The answer to the question about why scammers are drawn to Facebook is the same answer to the question posed to a bank robber as to why he robbed banks. Because that is where the money or in the case of Facebook, the victims and money can be found. The latest Facebook scam follows a familiar pattern. You see a posting on your page that attracts your attention, such as the one now circulating that says “OMG I just hate RIHANNA after watching this video.” The posting may look like it has come from one of your friends, but in fact, your friend’s Facebook account has probably been hijacked. In this particular scam, you are told to share the link before you can see the video. This is a tip off that it is a scam and if you do share it, you become part of the problem by sending it to unsuspecting friends. If you click on the link, two things can happen, you may be led to a survey that you must complete before being able to see the video. This is because the scammers are using this lure to earn themselves a commission for everyone that takes the survey. However, the more sinister thing that can happen if you click on the link is that you may unwittingly be downloading a key stroke logging malware program that will steal all of your personal information, such as credit card numbers and passwords from your computer and make you a victim of identity theft. Either way, after you have clicked on the link, you never see the promised, non-existent video.
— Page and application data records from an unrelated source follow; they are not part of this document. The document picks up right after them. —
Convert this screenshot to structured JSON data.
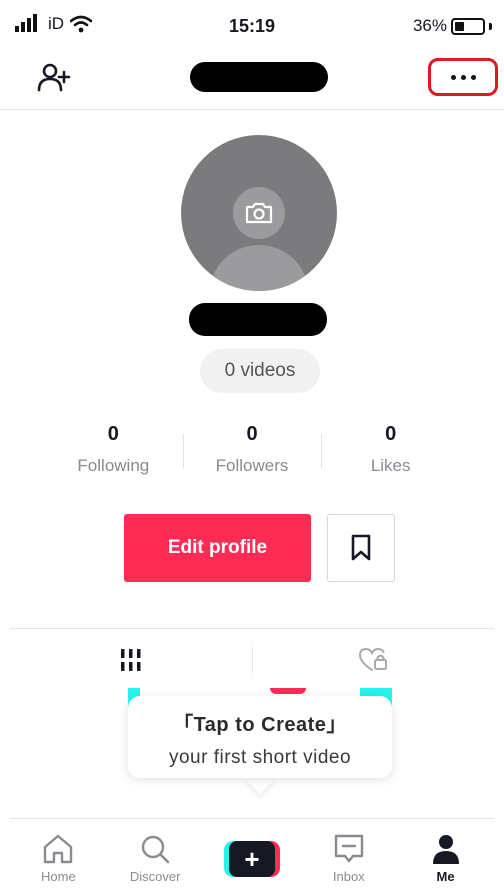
{
  "status_bar": {
    "carrier": "iD",
    "time": "15:19",
    "battery": "36%",
    "battery_level": 0.36
  },
  "header": {
    "add_user_icon": "add-user-icon",
    "menu_icon": "more-horizontal-icon",
    "menu_highlight_color": "#e3151f"
  },
  "profile": {
    "videos_label": "0 videos",
    "avatar_icon": "camera-icon"
  },
  "stats": [
    {
      "number": "0",
      "label": "Following"
    },
    {
      "number": "0",
      "label": "Followers"
    },
    {
      "number": "0",
      "label": "Likes"
    }
  ],
  "actions": {
    "edit_label": "Edit profile",
    "bookmark_icon": "bookmark-icon",
    "accent_color": "#fe2c55"
  },
  "tabs": [
    {
      "icon": "videos-grid-icon"
    },
    {
      "icon": "liked-private-icon"
    }
  ],
  "create_card": {
    "title": "「Tap to Create」",
    "subtitle": "your first short video"
  },
  "bottom_nav": [
    {
      "label": "Home",
      "icon": "home-icon"
    },
    {
      "label": "Discover",
      "icon": "search-icon"
    },
    {
      "label": "",
      "icon": "create-plus-icon"
    },
    {
      "label": "Inbox",
      "icon": "inbox-icon"
    },
    {
      "label": "Me",
      "icon": "profile-icon"
    }
  ]
}
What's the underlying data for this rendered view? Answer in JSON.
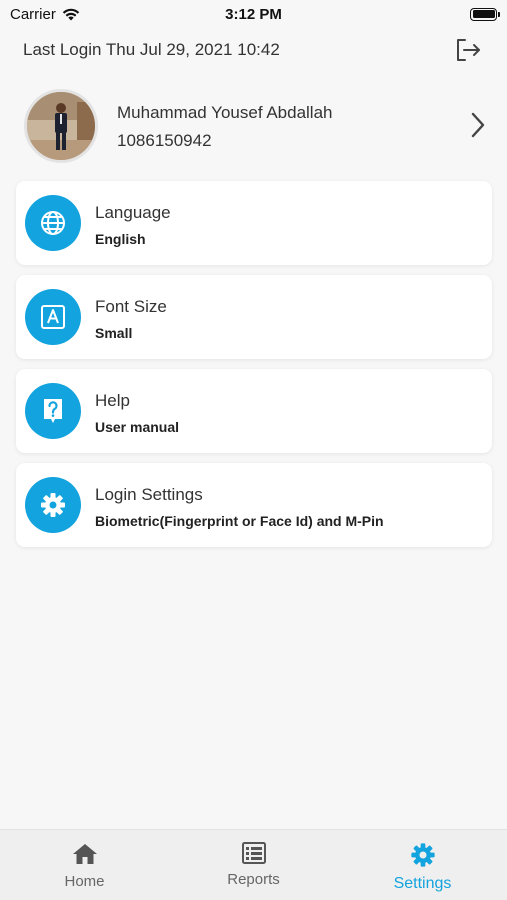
{
  "status_bar": {
    "carrier": "Carrier",
    "time": "3:12 PM"
  },
  "header": {
    "last_login": "Last Login Thu Jul 29, 2021 10:42",
    "logout_icon": "logout-icon"
  },
  "profile": {
    "name": "Muhammad Yousef Abdallah",
    "id_number": "1086150942"
  },
  "settings": [
    {
      "title": "Language",
      "value": "English",
      "icon": "globe-icon"
    },
    {
      "title": "Font Size",
      "value": "Small",
      "icon": "font-icon"
    },
    {
      "title": "Help",
      "value": "User manual",
      "icon": "help-icon"
    },
    {
      "title": "Login Settings",
      "value": "Biometric(Fingerprint or Face Id) and M-Pin",
      "icon": "gear-icon"
    }
  ],
  "tabs": [
    {
      "label": "Home",
      "icon": "home-icon"
    },
    {
      "label": "Reports",
      "icon": "list-icon"
    },
    {
      "label": "Settings",
      "icon": "gear-icon",
      "active": true
    }
  ],
  "colors": {
    "accent": "#13a3de",
    "background": "#f7f7f7",
    "tab_bar": "#efefef"
  }
}
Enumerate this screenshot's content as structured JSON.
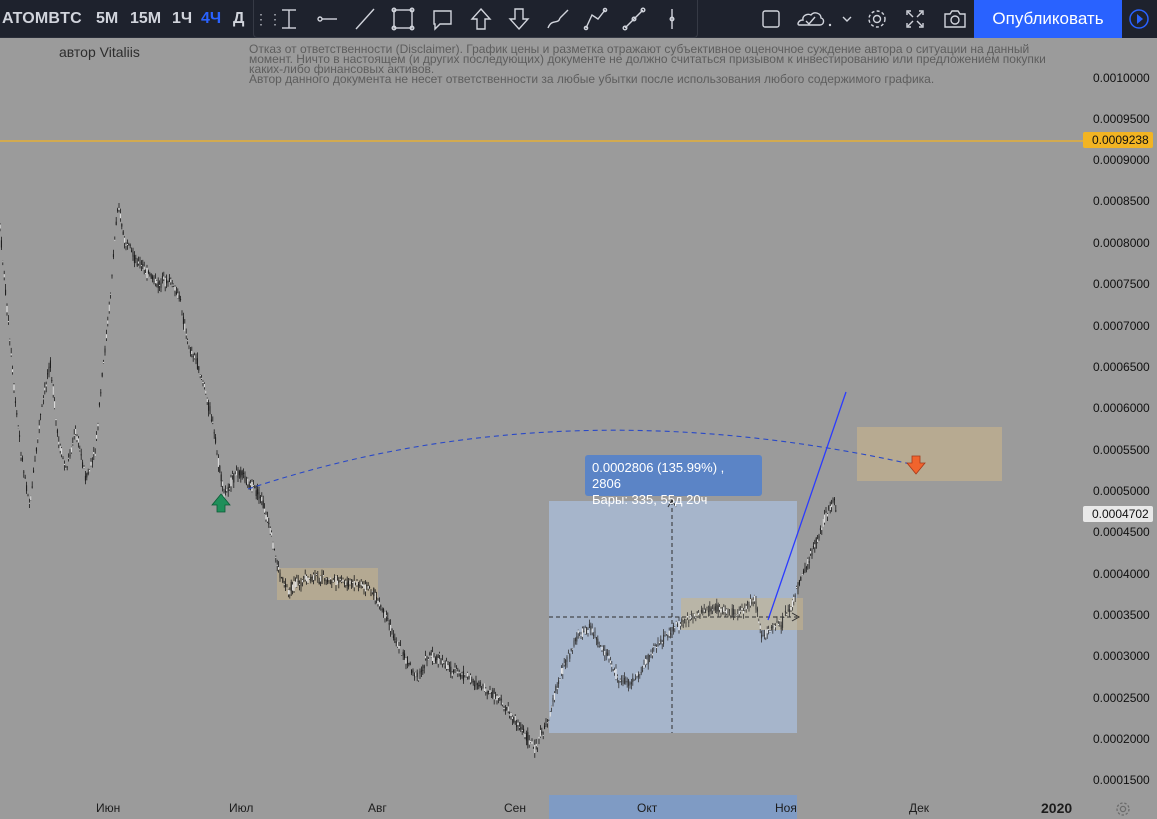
{
  "header": {
    "symbol": "ATOMBTC",
    "timeframes": [
      "5М",
      "15М",
      "1Ч",
      "4Ч",
      "Д"
    ],
    "active_timeframe": "4Ч",
    "drawing_tools": [
      "cross-line-icon",
      "horizontal-ray-icon",
      "trend-line-icon",
      "rectangle-icon",
      "callout-icon",
      "arrow-up-icon",
      "arrow-down-icon",
      "brush-icon",
      "path-icon",
      "arrow-line-icon",
      "vertical-line-icon"
    ],
    "publish_label": "Опубликовать"
  },
  "chart": {
    "author": "автор Vitaliis",
    "disclaimer_lines": [
      "Отказ от ответственности (Disclaimer). График цены и разметка отражают субъективное оценочное суждение автора о ситуации на данный",
      "момент. Ничто в настоящем (и других последующих) документе не должно считаться призывом к инвестированию или предложением покупки",
      "каких-либо финансовых активов.",
      "Автор данного документа не несет ответственности за любые убытки после использования любого содержимого графика."
    ],
    "price_scale": [
      "0.0010000",
      "0.0009500",
      "0.0009000",
      "0.0008500",
      "0.0008000",
      "0.0007500",
      "0.0007000",
      "0.0006500",
      "0.0006000",
      "0.0005500",
      "0.0005000",
      "0.0004500",
      "0.0004000",
      "0.0003500",
      "0.0003000",
      "0.0002500",
      "0.0002000",
      "0.0001500"
    ],
    "horizontal_line_price": "0.0009238",
    "last_price": "0.0004702",
    "time_scale": [
      "Июн",
      "Июл",
      "Авг",
      "Сен",
      "Окт",
      "Ноя",
      "Дек",
      "2020"
    ],
    "measurement": {
      "line1": "0.0002806 (135.99%) , 2806",
      "line2": "Бары: 335, 55д 20ч"
    },
    "colors": {
      "background": "#9b9b9b",
      "candles": "#1a1a1a",
      "horizontal_line": "#f2b423",
      "measure_fill": "#a8bad3",
      "measure_label": "#5b84c6",
      "trend_line": "#2b3bff",
      "zone": "#c9b48a",
      "arrow_up": "#1f8f5a",
      "arrow_down": "#f0642d"
    }
  }
}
These types of scams can easily be avoided with a little skepticism and some fact checking. Don’t trust postings even if they appear to come from your friends. Never click on a link unless you are absolutely sure as to its source and even then, you may have a friend who doesn’t realize they are passing along a scam. Independently check out online the particular item before you even consider clicking on to it.